TASK INSTRUCTIONS: Check each line of the material. Copy those containing "text".
[RECORDED DATA Boundary: Start]
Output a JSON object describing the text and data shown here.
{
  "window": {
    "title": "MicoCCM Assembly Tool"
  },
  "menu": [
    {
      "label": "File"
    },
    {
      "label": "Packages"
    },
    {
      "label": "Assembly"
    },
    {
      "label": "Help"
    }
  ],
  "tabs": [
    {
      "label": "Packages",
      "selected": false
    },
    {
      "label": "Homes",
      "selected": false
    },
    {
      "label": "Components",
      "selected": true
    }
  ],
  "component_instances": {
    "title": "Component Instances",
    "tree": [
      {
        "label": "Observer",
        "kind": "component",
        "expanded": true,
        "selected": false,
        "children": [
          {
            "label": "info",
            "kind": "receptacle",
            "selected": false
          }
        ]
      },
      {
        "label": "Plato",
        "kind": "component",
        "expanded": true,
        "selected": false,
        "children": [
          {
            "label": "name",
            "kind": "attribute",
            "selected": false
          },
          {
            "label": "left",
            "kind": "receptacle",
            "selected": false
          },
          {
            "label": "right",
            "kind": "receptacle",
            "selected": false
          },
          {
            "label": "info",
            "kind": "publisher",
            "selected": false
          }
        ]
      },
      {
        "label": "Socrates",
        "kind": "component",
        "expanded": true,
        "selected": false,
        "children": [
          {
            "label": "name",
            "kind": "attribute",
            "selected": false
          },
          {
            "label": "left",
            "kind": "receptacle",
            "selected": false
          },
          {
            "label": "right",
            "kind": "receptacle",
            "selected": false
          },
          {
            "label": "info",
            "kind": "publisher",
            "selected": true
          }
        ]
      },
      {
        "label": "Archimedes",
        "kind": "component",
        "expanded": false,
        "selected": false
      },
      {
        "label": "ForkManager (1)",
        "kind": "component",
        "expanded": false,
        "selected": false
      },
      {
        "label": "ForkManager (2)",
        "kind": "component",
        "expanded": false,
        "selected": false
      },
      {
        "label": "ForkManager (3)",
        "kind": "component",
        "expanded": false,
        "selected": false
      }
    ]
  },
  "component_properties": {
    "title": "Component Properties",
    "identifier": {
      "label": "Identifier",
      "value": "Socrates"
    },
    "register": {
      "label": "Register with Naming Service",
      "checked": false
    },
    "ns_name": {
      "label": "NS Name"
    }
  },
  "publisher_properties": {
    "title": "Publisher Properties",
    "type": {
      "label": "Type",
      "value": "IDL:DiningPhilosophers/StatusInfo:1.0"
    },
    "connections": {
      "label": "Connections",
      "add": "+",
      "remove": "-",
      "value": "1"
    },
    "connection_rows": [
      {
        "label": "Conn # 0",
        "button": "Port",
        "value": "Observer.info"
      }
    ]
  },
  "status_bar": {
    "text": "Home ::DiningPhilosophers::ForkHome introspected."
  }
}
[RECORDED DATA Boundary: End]
ANSWER FOR THIS EXERCISE:
Output a JSON object describing the text and data shown here.
    "text": "Home ::DiningPhilosophers::ForkHome introspected."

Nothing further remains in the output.